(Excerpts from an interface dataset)
Content starts
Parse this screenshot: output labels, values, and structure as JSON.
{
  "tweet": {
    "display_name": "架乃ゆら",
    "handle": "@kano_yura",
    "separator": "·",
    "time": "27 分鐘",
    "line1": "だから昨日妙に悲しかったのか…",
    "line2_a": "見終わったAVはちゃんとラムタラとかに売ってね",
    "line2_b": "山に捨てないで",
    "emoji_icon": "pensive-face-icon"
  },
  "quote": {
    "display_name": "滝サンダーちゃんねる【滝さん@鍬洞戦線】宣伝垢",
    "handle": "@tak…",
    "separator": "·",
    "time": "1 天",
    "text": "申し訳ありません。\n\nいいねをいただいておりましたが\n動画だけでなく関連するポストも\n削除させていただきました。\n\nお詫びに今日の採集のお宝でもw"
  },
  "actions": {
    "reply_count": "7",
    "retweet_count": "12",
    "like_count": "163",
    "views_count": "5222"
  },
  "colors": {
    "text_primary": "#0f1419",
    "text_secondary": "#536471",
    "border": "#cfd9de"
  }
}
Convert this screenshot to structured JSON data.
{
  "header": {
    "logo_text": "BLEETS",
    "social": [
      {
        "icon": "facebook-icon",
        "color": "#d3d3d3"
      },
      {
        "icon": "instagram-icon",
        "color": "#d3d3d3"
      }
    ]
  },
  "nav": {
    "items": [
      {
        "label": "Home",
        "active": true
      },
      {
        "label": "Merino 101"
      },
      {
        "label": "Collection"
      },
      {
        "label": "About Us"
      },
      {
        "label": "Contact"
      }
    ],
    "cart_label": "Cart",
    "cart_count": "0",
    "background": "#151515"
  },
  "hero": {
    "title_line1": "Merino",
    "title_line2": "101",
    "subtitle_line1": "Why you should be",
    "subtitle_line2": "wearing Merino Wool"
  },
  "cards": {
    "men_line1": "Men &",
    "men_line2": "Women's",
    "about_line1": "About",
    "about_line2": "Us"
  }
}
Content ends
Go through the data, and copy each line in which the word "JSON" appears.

Parse this screenshot: output labels, values, and structure as JSON.
Convert this screenshot to structured JSON data.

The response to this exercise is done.